Now, updates to my WIP, tentatively titled Spinning. One nice thing--for a writer-- about traveling is the dead time/thinking time. Waiting in the airport, killing time in the hotel room (I mean, you can't drink grapefruit martinis all the time!), sitting on the airplane after I've finished the crossword puzzles I brought with me. I even had an 80+ minute car drive that gave me more pondering time. As I've mentioned, I'm trying to think through the whole story arc as fully as I can before I hunker down for the bulk of the writing. Here's what I've figured out/learned about my writing process:
~I'm not good at waiting when the characters start talking to me. So, I've written a prologue (just 2 pages, but still) that's already been vetted and approved by a talented and brilliant writer (Hi Amy!). I'm still committed to working out the story arc, but when the words come bubbling up I can't just shove them back down.
~Narrative Voice/POV is all. I spent much of my "thinking time" rolling options around and trying them out. First person? But that's going to be complicated since I want to show this story through three different characters. So, I'm leaning towards 3rd person for all three. Next to work out . . . do they each get their own chapters? Or will I just vary it by scene? I even toyed with the idea of having each one tell a third of the story--first Maggie, then Jim, then Grandma, but I knew I needed to have a rationalization for whatever device I chose. And I've decided since they are all in it together, growing, changing, learning, I'm going to let them tell it as naturally as I can, which to me means the POV will shift within chapters. Stay tuned.

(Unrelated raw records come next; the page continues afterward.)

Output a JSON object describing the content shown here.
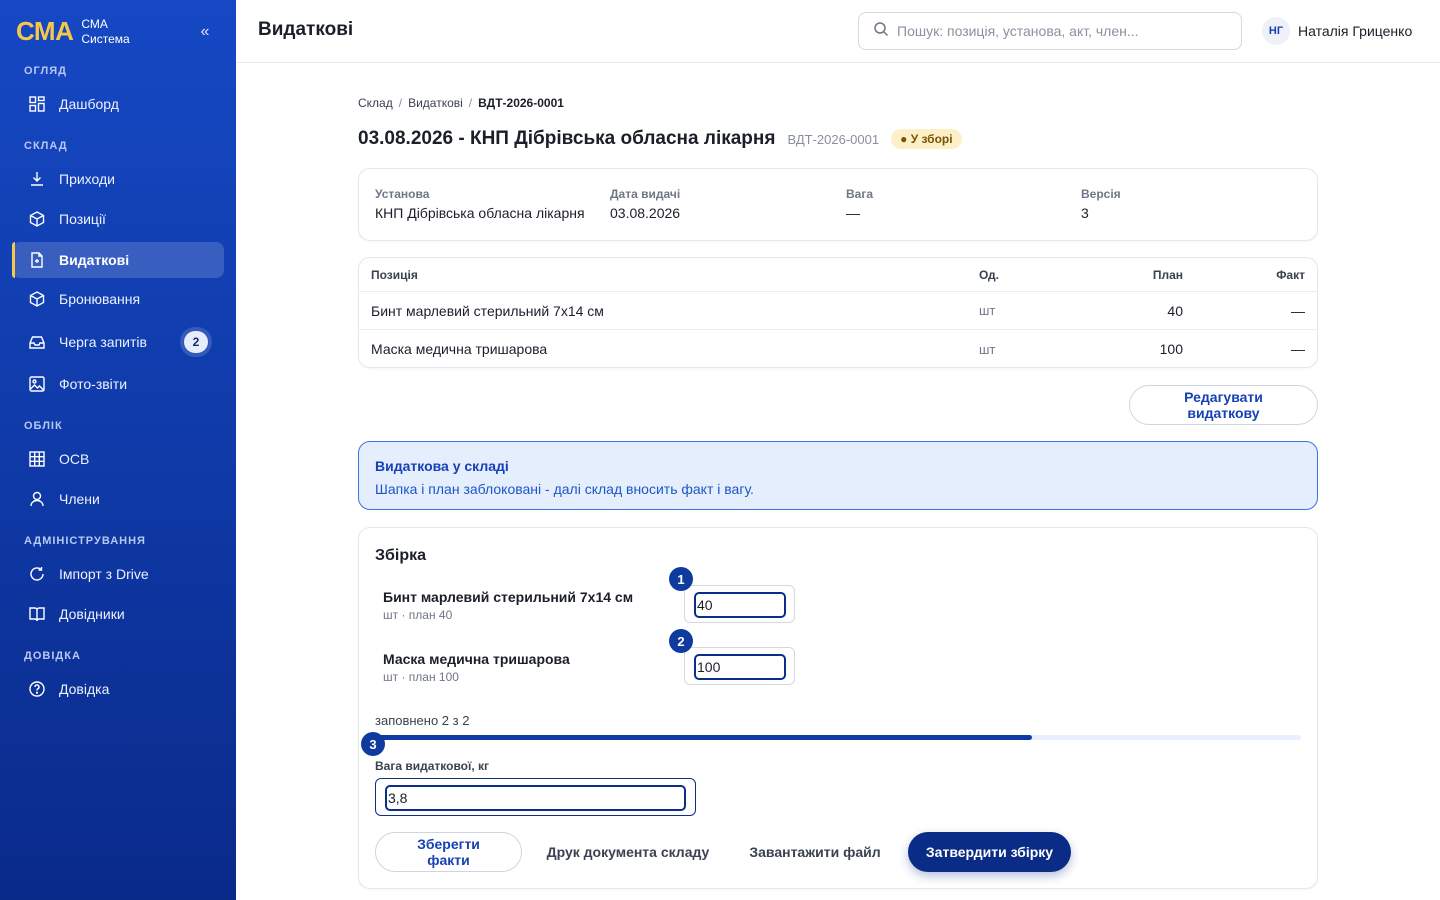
{
  "app": {
    "logo": "СМА",
    "name_line1": "СМА",
    "name_line2": "Система",
    "collapse_glyph": "«"
  },
  "sidebar": {
    "sections": [
      "Огляд",
      "Склад",
      "Облік",
      "Адміністрування",
      "Довідка"
    ],
    "items": [
      {
        "label": "Дашборд",
        "icon": "dashboard-icon"
      },
      {
        "label": "Приходи",
        "icon": "download-icon"
      },
      {
        "label": "Позиції",
        "icon": "box-icon"
      },
      {
        "label": "Видаткові",
        "icon": "document-icon",
        "active": true
      },
      {
        "label": "Бронювання",
        "icon": "box-icon"
      },
      {
        "label": "Черга запитів",
        "icon": "inbox-icon",
        "badge": "2"
      },
      {
        "label": "Фото-звіти",
        "icon": "image-icon"
      },
      {
        "label": "ОСВ",
        "icon": "grid-icon"
      },
      {
        "label": "Члени",
        "icon": "user-icon"
      },
      {
        "label": "Імпорт з Drive",
        "icon": "refresh-icon"
      },
      {
        "label": "Довідники",
        "icon": "book-icon"
      },
      {
        "label": "Довідка",
        "icon": "help-icon"
      }
    ]
  },
  "header": {
    "title": "Видаткові",
    "search_placeholder": "Пошук: позиція, установа, акт, член...",
    "user_initials": "НГ",
    "user_name": "Наталія Гриценко"
  },
  "breadcrumb": [
    "Склад",
    "Видаткові",
    "ВДТ-2026-0001"
  ],
  "document": {
    "title": "03.08.2026 - КНП Дібрівська обласна лікарня",
    "code": "ВДТ-2026-0001",
    "status": "● У зборі",
    "info": [
      {
        "label": "Установа",
        "value": "КНП Дібрівська обласна лікарня"
      },
      {
        "label": "Дата видачі",
        "value": "03.08.2026"
      },
      {
        "label": "Вага",
        "value": "—"
      },
      {
        "label": "Версія",
        "value": "3"
      }
    ]
  },
  "table": {
    "headers": {
      "name": "Позиція",
      "unit": "Од.",
      "plan": "План",
      "fact": "Факт"
    },
    "rows": [
      {
        "name": "Бинт марлевий стерильний 7х14 см",
        "unit": "шт",
        "plan": "40",
        "fact": "—"
      },
      {
        "name": "Маска медична тришарова",
        "unit": "шт",
        "plan": "100",
        "fact": "—"
      }
    ]
  },
  "edit_button": "Редагувати видаткову",
  "notice": {
    "title": "Видаткова у складі",
    "text": "Шапка і план заблоковані - далі склад вносить факт і вагу."
  },
  "assembly": {
    "title": "Збірка",
    "items": [
      {
        "marker": "1",
        "name": "Бинт марлевий стерильний 7х14 см",
        "sub": "шт · план 40",
        "value": "40"
      },
      {
        "marker": "2",
        "name": "Маска медична тришарова",
        "sub": "шт · план 100",
        "value": "100"
      }
    ],
    "progress_label": "заповнено 2 з 2",
    "progress_fraction": 0.71,
    "weight_marker": "3",
    "weight_label": "Вага видаткової, кг",
    "weight_value": "3,8",
    "buttons": {
      "save": "Зберегти факти",
      "print": "Друк документа складу",
      "upload": "Завантажити файл",
      "approve": "Затвердити збірку"
    }
  }
}
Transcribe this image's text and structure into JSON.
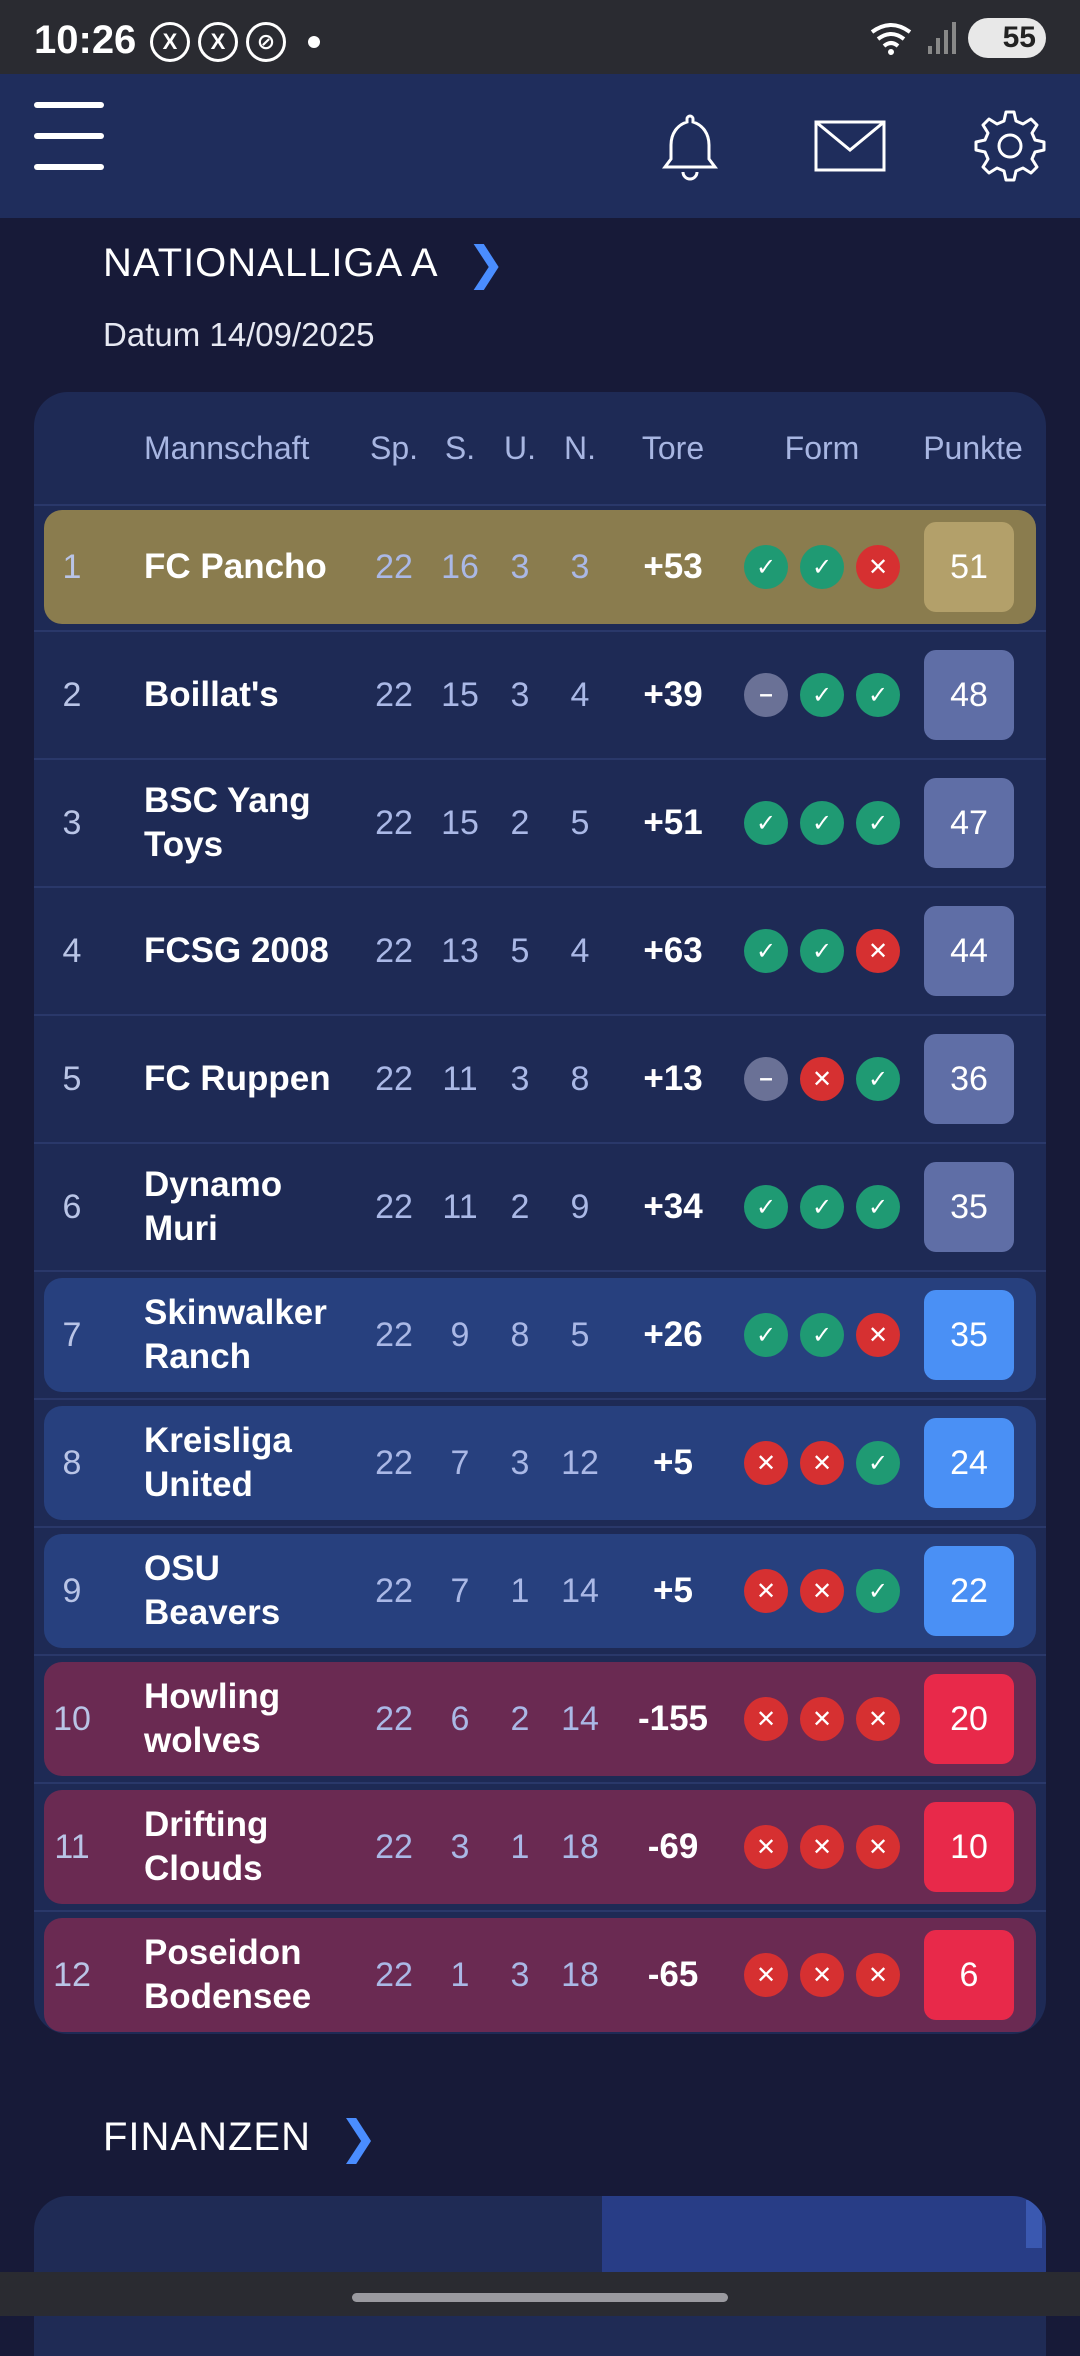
{
  "status": {
    "time": "10:26",
    "battery": "55"
  },
  "header": {
    "menu_icon": "hamburger-menu-icon",
    "icons": [
      "bell-icon",
      "mail-icon",
      "gear-icon"
    ]
  },
  "league": {
    "title": "NATIONALLIGA A",
    "date": "Datum 14/09/2025"
  },
  "table": {
    "headers": {
      "team": "Mannschaft",
      "played": "Sp.",
      "won": "S.",
      "drawn": "U.",
      "lost": "N.",
      "goals": "Tore",
      "form": "Form",
      "points": "Punkte"
    },
    "rows": [
      {
        "rank": "1",
        "team": "FC Pancho",
        "sp": "22",
        "s": "16",
        "u": "3",
        "n": "3",
        "tore": "+53",
        "form": [
          "W",
          "W",
          "L"
        ],
        "pts": "51",
        "zone": "champion"
      },
      {
        "rank": "2",
        "team": "Boillat's",
        "sp": "22",
        "s": "15",
        "u": "3",
        "n": "4",
        "tore": "+39",
        "form": [
          "D",
          "W",
          "W"
        ],
        "pts": "48",
        "zone": "normal"
      },
      {
        "rank": "3",
        "team": "BSC Yang Toys",
        "sp": "22",
        "s": "15",
        "u": "2",
        "n": "5",
        "tore": "+51",
        "form": [
          "W",
          "W",
          "W"
        ],
        "pts": "47",
        "zone": "normal"
      },
      {
        "rank": "4",
        "team": "FCSG 2008",
        "sp": "22",
        "s": "13",
        "u": "5",
        "n": "4",
        "tore": "+63",
        "form": [
          "W",
          "W",
          "L"
        ],
        "pts": "44",
        "zone": "normal"
      },
      {
        "rank": "5",
        "team": "FC Ruppen",
        "sp": "22",
        "s": "11",
        "u": "3",
        "n": "8",
        "tore": "+13",
        "form": [
          "D",
          "L",
          "W"
        ],
        "pts": "36",
        "zone": "normal"
      },
      {
        "rank": "6",
        "team": "Dynamo Muri",
        "sp": "22",
        "s": "11",
        "u": "2",
        "n": "9",
        "tore": "+34",
        "form": [
          "W",
          "W",
          "W"
        ],
        "pts": "35",
        "zone": "normal"
      },
      {
        "rank": "7",
        "team": "Skinwalker Ranch",
        "sp": "22",
        "s": "9",
        "u": "8",
        "n": "5",
        "tore": "+26",
        "form": [
          "W",
          "W",
          "L"
        ],
        "pts": "35",
        "zone": "mid"
      },
      {
        "rank": "8",
        "team": "Kreisliga United",
        "sp": "22",
        "s": "7",
        "u": "3",
        "n": "12",
        "tore": "+5",
        "form": [
          "L",
          "L",
          "W"
        ],
        "pts": "24",
        "zone": "mid"
      },
      {
        "rank": "9",
        "team": "OSU Beavers",
        "sp": "22",
        "s": "7",
        "u": "1",
        "n": "14",
        "tore": "+5",
        "form": [
          "L",
          "L",
          "W"
        ],
        "pts": "22",
        "zone": "mid"
      },
      {
        "rank": "10",
        "team": "Howling wolves",
        "sp": "22",
        "s": "6",
        "u": "2",
        "n": "14",
        "tore": "-155",
        "form": [
          "L",
          "L",
          "L"
        ],
        "pts": "20",
        "zone": "relegation"
      },
      {
        "rank": "11",
        "team": "Drifting Clouds",
        "sp": "22",
        "s": "3",
        "u": "1",
        "n": "18",
        "tore": "-69",
        "form": [
          "L",
          "L",
          "L"
        ],
        "pts": "10",
        "zone": "relegation"
      },
      {
        "rank": "12",
        "team": "Poseidon Bodensee",
        "sp": "22",
        "s": "1",
        "u": "3",
        "n": "18",
        "tore": "-65",
        "form": [
          "L",
          "L",
          "L"
        ],
        "pts": "6",
        "zone": "relegation"
      }
    ]
  },
  "finances": {
    "title": "FINANZEN"
  },
  "colors": {
    "champion_row": "#8a7c4e",
    "champion_pts": "#b3a06a",
    "normal_pts": "#5f6ea6",
    "mid_row": "#27407e",
    "mid_pts": "#4a90f5",
    "relegation_row": "#6a2a52",
    "relegation_pts": "#e8294a",
    "win": "#1f9a73",
    "loss": "#d63031",
    "draw": "#6a7196"
  }
}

~Each book chooses the way it's going to be written. Yesterday, in the airport, I did something I've never ever done before. Sitting at the gate, waiting, I opened up my laptop and wrote 4 pages of chapter one. Yes I did. I know writers who say they can write anywhere. I've never been one of them. I like my talismans: crisp new legal pad, new package of Uni-Ball pens, good coffee, a quiet house. In cold weather I sit in the living room by the fire. In warm, I'm outside on my front porch. I write the first draft in long-hand. But yesterday, I was in the airport (Gate A-1), announcements blaring out, a couple behind me bickering, no ink pens or legal pads handy. But, earlier that morning an opening scene had been playing over in my mind. And I didn't want to just jot down notes. I didn't want to wait. I wanted, no needed, to capture it. Right then. So I typed. My fingers flew. And while I know it's not yet where it needs to be, I also know where I'm going.
~Don't throw too much away in the first draft. I'm a good censor. A good editor. I can always pare away a scene, lop off an unnecessary paragraph. You need to lose 20,000 words? I'm your girl. But I think I've often done too much pruning in the first draft which makes more work in the later drafts. So, yesterday, on my drive, I'd thought of two competing motivations my character has to explain one action. I examined each one trying to decide which one to go with, which one to throw out. But then, I decided to be madcap. Yup, you heard me. Write it with both. Start the scene with one, by the end, the other motivation prevails. And it was more complicated, but so's the moment. It gives more depth. It explains things. It's more human.